Led by Erie Community Foundation’s Executive Director, Mike Batchelor, and Vice President for Philanthropic Services, Susannah Weis Frigon, and moderated by Program Officer, Rachel Cacchione, the Mid-Week Meetup offered an online session titled, "Food Insecurity in the Times of Covid-19: A View from the Front Lines” on June 24th. Participants in the conversation included Breanna Mekuly, as well as Alex Whipple, Public Health Educator for the Erie County Department of Health and Karen Seggi, Director of Second Harvest Food Bank of NWPA.

Focusing on food insecurity during a time of unprecedented uncertainty worldwide, Breanna explained to attendees how the pandemic has affected Emmaus Ministries. “Food insecurity in Erie is nothing new,” she said. “In normal times, about 600 households supplement their weekly meals with Emmaus’ food pantry and about 175 individuals eat daily at the soup kitchen. During this pandemic we have noticed that many of our regular guests at both the food pantry and soup kitchen have stayed away for fear of getting sick, lack of transportation, or because the governmental assistance was enough to support them during this time.”

With this new reality Emmaus Ministries continues to serve its guests who use the services it provides while discussing some of the issues brought on by the pandemic: How do we communicate with our guests if there is no information to reach them? What are our guests eating? Are they able to access and afford healthy food? Are they prioritizing safety from the virus over eating enough? And if so, what might be our role in reaching out to support those in need with accessibility or health-related struggles?
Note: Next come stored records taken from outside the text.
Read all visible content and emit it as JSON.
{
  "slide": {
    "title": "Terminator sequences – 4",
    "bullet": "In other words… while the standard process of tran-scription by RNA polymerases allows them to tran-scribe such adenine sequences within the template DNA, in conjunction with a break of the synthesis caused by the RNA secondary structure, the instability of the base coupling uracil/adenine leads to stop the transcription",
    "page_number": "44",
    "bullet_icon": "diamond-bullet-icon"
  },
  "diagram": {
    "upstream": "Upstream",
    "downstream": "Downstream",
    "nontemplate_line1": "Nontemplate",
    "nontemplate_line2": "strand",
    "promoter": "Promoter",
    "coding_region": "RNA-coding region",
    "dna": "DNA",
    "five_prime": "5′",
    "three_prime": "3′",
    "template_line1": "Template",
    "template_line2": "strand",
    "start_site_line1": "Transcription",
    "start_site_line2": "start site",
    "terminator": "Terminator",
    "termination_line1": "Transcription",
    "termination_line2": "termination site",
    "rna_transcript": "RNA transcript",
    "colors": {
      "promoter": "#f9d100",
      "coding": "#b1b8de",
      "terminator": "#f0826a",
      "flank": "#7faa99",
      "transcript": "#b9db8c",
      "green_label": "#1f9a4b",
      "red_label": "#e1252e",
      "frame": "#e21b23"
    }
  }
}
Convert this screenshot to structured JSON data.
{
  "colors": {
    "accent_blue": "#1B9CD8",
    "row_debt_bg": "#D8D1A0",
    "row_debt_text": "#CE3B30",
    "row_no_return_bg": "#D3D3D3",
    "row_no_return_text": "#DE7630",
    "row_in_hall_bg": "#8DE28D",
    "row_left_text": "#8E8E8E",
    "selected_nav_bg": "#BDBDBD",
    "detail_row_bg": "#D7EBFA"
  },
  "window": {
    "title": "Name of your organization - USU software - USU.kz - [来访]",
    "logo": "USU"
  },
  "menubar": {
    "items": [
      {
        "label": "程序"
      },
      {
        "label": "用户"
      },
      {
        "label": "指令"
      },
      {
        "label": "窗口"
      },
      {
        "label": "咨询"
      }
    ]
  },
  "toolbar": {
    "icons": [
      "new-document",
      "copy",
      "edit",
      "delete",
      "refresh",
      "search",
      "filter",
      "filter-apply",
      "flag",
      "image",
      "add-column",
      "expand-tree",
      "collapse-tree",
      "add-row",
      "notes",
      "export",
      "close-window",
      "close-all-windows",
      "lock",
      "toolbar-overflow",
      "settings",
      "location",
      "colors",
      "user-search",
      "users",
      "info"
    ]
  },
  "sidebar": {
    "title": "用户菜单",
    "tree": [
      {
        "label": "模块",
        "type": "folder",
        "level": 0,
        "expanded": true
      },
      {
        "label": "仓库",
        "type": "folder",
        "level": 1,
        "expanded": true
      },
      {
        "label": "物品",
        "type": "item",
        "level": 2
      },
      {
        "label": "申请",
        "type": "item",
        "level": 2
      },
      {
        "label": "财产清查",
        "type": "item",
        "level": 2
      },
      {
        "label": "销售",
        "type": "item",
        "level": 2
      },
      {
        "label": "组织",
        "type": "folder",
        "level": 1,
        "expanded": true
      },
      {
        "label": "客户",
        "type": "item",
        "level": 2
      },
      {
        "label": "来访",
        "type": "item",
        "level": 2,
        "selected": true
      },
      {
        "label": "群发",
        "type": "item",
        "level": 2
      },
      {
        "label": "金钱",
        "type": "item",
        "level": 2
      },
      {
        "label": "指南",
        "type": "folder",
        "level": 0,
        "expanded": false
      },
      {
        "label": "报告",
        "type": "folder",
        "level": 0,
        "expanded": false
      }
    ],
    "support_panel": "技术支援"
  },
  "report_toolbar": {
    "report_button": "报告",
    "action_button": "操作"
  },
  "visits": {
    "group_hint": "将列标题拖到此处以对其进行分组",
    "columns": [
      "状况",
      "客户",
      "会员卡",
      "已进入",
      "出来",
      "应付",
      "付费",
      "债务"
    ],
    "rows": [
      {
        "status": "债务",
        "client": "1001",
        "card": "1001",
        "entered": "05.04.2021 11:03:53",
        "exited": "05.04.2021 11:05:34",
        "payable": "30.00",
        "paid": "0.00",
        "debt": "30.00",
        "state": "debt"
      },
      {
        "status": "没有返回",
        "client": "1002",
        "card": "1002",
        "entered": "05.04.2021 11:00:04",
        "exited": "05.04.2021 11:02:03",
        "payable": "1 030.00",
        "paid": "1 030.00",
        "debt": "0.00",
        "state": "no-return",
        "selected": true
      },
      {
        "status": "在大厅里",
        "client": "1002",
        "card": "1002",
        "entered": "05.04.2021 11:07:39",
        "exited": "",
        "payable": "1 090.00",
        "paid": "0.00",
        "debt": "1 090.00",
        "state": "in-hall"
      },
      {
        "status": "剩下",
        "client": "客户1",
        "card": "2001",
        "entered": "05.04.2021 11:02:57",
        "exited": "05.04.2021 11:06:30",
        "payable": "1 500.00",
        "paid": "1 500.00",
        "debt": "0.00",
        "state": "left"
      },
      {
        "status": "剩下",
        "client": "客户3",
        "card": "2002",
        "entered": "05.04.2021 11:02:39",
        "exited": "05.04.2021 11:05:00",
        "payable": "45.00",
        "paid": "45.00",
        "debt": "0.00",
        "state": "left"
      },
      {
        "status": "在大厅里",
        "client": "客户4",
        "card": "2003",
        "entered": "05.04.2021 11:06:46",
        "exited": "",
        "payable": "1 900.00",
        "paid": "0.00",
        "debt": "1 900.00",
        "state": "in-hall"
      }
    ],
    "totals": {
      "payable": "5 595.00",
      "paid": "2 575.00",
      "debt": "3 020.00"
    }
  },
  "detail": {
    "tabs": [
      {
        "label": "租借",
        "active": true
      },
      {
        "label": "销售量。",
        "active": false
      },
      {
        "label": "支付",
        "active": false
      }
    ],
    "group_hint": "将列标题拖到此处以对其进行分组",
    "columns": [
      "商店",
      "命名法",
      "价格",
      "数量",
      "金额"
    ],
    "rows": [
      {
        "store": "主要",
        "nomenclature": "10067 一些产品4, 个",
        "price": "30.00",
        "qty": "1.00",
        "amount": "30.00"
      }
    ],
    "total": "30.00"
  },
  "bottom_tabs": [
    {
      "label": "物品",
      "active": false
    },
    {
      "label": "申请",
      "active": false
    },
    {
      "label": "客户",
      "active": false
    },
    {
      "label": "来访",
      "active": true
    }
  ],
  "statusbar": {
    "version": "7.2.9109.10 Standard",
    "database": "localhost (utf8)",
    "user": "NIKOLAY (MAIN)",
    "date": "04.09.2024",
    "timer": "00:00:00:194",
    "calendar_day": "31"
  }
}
These months of adjusting practices and accommodating for new realities have presented challenges to organizations whose focus is feeding the city’s most vulnerable population. But with increased awareness and information like that raised in the Mid-Week Meetup, the organizations who serve those in greatest need, are better able to adapt to meet those needs during these ever-changing times.